Hershel Greene is a physician and a devout Christian who lives with his extended family on an isolated farm. Undoubtedly Hershel would argue that life begins at conception, but more importantly here, he believes that life does not end at infection. He views the Walkers as temporarily disabled and hopes a cure will be found.
What makes us human? For centuries, at least in the west, the definition of humanity has been substantialist: humans are defined according to identifiable characteristics or abilities, in addition to simple biology. Our memories, our language, our ability to self-reflect, our ability to make choices–all of these things make us human as differentiated from animals. But this view would leave out infants, the comatose, or people with severe intellectual disabilities.

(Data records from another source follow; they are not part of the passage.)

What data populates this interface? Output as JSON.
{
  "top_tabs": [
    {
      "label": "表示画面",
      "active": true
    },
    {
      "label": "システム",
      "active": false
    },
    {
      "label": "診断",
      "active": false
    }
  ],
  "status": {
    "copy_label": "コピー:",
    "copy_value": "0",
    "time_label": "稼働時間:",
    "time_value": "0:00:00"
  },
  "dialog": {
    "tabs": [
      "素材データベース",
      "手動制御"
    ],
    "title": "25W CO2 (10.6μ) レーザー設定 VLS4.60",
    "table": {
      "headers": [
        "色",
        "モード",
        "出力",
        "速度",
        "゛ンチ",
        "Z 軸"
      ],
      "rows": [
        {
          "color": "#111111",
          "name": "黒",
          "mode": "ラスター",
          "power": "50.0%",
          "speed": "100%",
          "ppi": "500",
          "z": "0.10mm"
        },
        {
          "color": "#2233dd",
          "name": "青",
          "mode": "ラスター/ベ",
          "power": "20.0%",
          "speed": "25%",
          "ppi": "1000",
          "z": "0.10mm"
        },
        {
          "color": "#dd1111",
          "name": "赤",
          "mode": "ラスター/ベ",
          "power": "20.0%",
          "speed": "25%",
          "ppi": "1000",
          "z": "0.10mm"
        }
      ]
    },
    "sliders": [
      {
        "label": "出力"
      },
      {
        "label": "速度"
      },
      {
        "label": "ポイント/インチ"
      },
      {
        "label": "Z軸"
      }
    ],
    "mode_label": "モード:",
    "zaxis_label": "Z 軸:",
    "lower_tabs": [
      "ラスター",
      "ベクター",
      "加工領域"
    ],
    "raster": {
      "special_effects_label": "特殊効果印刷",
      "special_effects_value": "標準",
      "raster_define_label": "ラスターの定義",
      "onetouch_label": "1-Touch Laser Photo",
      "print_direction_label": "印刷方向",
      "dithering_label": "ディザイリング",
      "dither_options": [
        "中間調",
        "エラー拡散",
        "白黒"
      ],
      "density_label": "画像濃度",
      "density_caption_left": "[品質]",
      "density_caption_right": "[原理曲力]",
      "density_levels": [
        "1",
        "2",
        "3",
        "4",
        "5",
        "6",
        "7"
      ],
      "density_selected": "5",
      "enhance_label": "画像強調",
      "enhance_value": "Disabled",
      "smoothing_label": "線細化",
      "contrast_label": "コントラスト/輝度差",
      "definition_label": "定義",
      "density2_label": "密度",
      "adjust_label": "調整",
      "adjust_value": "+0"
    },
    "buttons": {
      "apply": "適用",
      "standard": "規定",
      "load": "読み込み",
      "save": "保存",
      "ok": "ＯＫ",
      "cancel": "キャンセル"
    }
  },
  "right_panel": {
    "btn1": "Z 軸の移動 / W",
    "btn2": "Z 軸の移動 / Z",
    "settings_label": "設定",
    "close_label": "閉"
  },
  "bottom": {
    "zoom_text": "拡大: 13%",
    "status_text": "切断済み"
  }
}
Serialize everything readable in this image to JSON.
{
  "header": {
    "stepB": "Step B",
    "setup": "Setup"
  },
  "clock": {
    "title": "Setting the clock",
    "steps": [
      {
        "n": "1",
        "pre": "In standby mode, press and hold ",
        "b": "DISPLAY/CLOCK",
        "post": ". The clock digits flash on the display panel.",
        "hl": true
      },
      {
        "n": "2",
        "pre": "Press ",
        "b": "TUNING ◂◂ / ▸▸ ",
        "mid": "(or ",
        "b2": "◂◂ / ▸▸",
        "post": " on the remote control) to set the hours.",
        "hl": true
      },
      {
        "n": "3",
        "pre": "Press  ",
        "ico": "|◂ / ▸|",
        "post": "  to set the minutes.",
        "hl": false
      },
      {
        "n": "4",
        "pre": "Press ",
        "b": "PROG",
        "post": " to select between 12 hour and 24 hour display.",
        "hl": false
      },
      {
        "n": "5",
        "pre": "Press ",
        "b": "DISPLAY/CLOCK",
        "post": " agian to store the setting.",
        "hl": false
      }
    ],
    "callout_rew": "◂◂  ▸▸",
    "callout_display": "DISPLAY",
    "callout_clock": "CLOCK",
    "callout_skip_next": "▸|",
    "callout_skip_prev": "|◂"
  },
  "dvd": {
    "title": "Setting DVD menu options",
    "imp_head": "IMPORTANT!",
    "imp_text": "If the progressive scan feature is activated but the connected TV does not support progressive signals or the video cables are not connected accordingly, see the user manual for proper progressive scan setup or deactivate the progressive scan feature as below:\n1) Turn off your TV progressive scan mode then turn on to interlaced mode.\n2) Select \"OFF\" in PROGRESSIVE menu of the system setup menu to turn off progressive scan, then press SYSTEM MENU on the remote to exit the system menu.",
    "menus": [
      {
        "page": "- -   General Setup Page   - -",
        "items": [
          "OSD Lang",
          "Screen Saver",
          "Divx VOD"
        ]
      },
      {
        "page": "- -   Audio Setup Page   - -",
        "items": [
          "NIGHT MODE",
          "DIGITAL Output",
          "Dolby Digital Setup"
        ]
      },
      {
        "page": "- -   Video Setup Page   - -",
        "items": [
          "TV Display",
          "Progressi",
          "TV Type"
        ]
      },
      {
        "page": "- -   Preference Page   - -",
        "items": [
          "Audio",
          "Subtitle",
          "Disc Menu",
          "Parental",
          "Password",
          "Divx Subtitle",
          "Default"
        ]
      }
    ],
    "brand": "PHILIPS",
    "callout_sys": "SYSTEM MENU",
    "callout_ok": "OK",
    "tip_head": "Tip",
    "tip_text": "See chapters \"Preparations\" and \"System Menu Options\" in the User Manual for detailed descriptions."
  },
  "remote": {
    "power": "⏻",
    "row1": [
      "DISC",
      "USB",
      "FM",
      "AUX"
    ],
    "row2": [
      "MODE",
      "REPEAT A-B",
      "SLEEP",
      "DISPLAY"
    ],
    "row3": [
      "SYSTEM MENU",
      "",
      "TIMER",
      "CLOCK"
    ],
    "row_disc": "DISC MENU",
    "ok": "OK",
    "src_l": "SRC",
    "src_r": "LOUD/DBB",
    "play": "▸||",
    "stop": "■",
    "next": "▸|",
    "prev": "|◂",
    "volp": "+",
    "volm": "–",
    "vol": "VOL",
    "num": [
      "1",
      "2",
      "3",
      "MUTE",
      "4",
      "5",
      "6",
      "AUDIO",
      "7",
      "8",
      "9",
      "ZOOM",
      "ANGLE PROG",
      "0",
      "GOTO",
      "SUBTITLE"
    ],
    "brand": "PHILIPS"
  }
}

This question comes to the fore in what was one of the most powerful television watching experiences I’ve ever had; the mid-season finale of The Walking Dead. The group has been staying at Hershel’s farm while Rick’s son recuperates from his gunshot wound. They spend their days searching for Sophia, the lost little girl. Hershel begins pressuring the group to move on despite the protestations of his daughter, who turns to a New Testament passage to ask her dad why he won’t take these strangers in for good. The group discovers that Hershel has a locked barn full of Walkers, including his own wife. Any Walker who stumbles onto the farmland is rounded up and put in the barn. Rick takes a pragmatic approach to the situation, trying to appease Hershel while preparing to convince him that the Walkers are an extremely dangerous lost cause. Shane’s dark descent is nearly complete, knowing that Hershel’s barn poses a direct threat to everyone in the group. In a rage, Shane opens the barn and, a feeble Hershel looking on, opens fire as the Walkers emerge. But the line between human and Walker is most starkly drawn when the final Walker emerges from the barn–little Sophia.
I’ve left out so many details that this spoiler fails to carry its full weight, so you can still get a lot out of watching the series. Suffice it to say, The Walking Dead should give you much to reflect on concerning our assumptions about what it means to be a human, and how such assumptions are entwined with powerful ethical and moral questions.

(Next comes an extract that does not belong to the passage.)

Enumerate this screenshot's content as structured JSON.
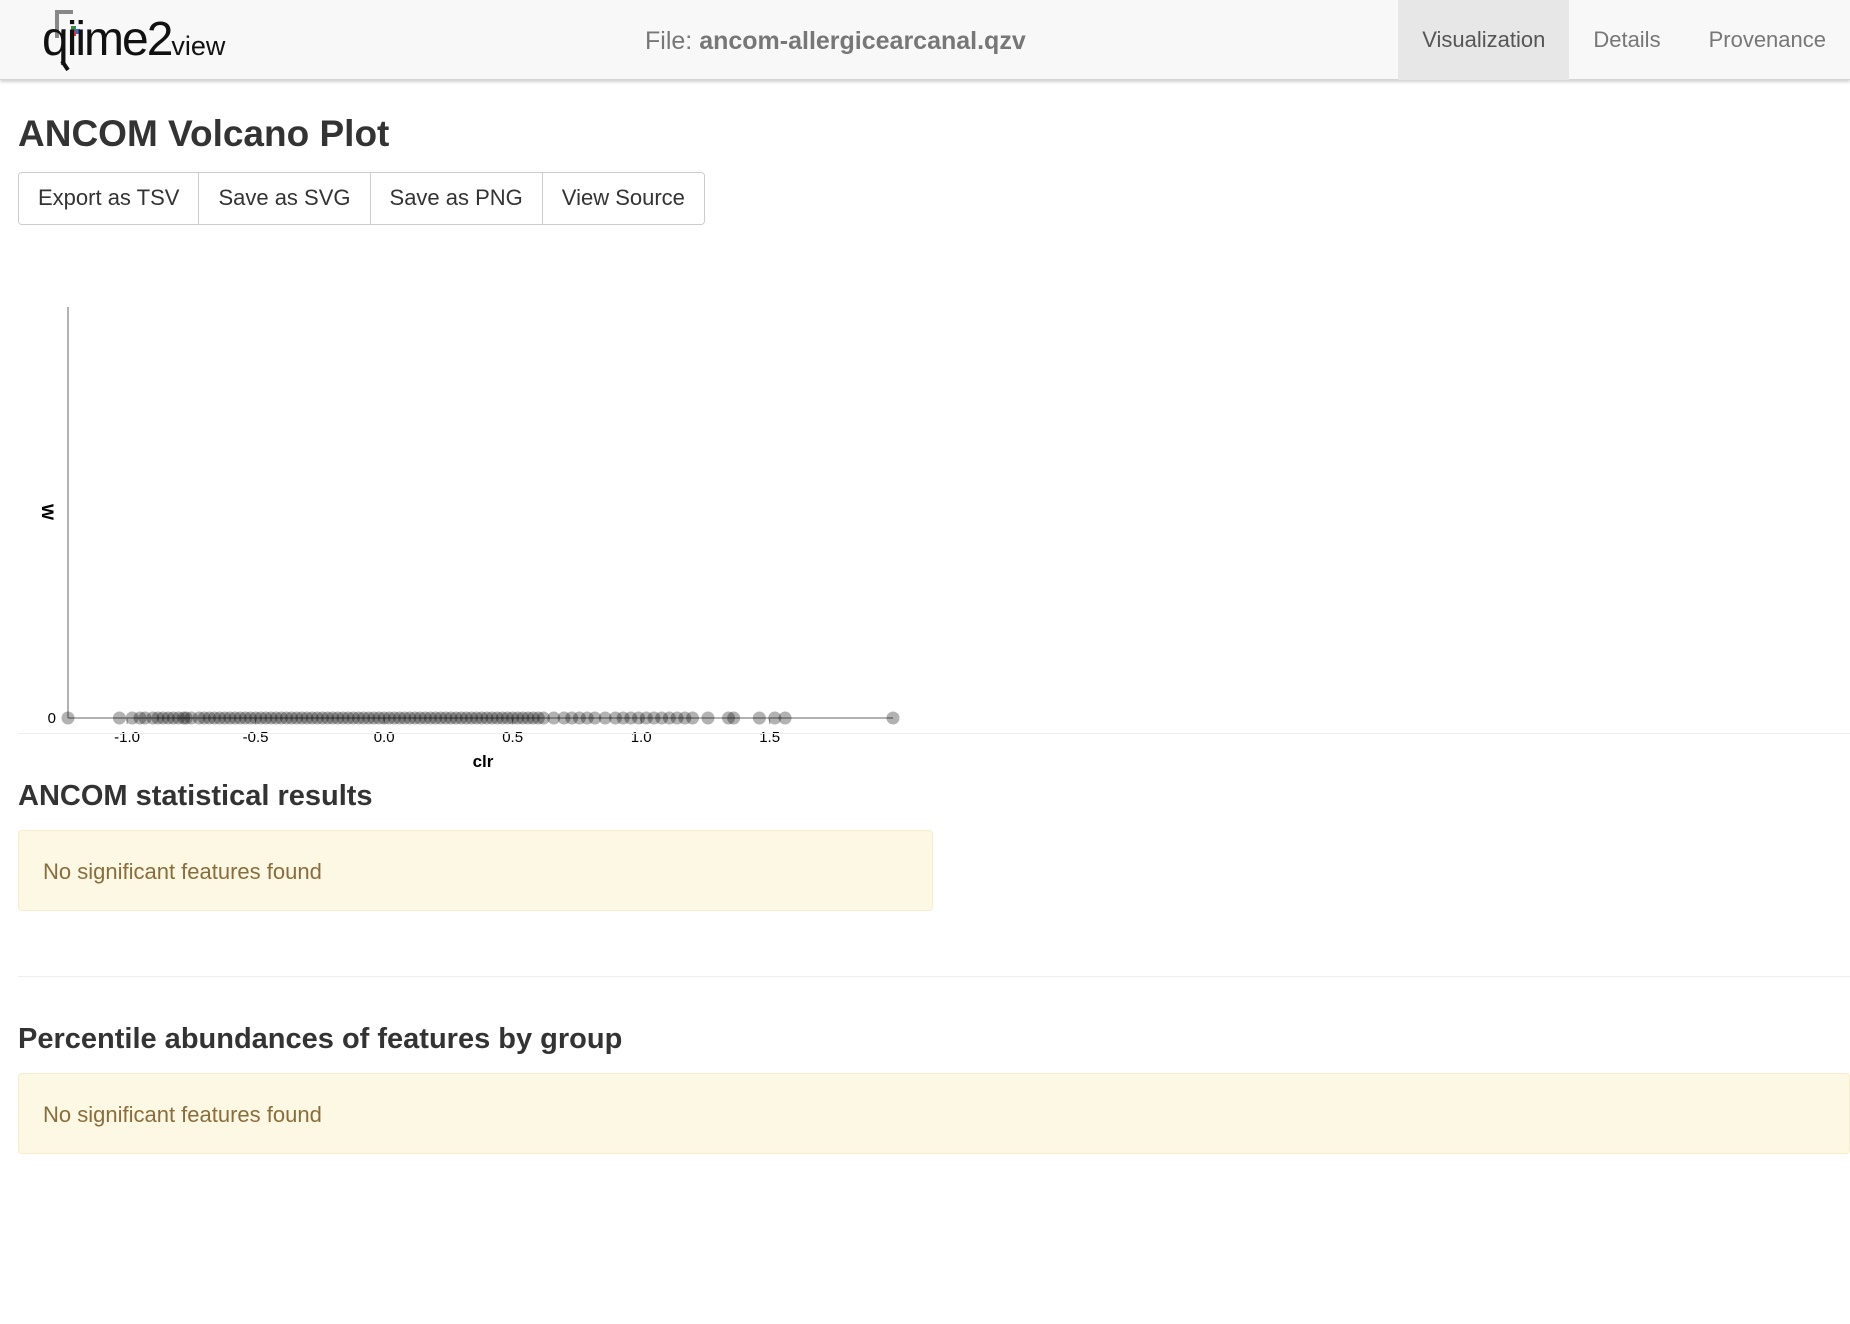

What other sort of unique Mormon/Christian questions are raised by The Walking Dead?
-Is such a large-scale disaster threatening enough to warrant a warning revelation? Suppose no new revelation was received beforehand. A zombie apocalypse doesn’t fit particularly easily with our current readings of the scriptures regarding end times. Would such an event lead to a prevalent questioning of the utility of the restoration? Some characters in the series continue to pray and have faith in God.
-How does resurrection shake out in this world? If a zombie consumes other human flesh and thus incorporates said flesh into its own body, who gets that bit of flesh in the resurrection? (Sam Brown’s recently-published In Heaven As it is On Earth: Joseph Smith and the Early Mormon Conquest of Death discusses related questions on biology and human resurrection on pp. 56-64.)
1. Amongst philosophers, zombies have provided grounds for discussion about the weight of thought experiments and conceivability, consciousness, physicalism, and the nature of the human mind, among other issues. See Stanford Encyclopedia of Philosophy’s entry on “Zombies.”
2. All this isn’t to say the series doesn’t mess up at times. Some of the dialog is overwrought, the acting in the first season was pretty uneven, and the level of violence will certainly unsettle some viewers. I tend to squint really hard whenever they depict with great detail a zombie head getting mashed in.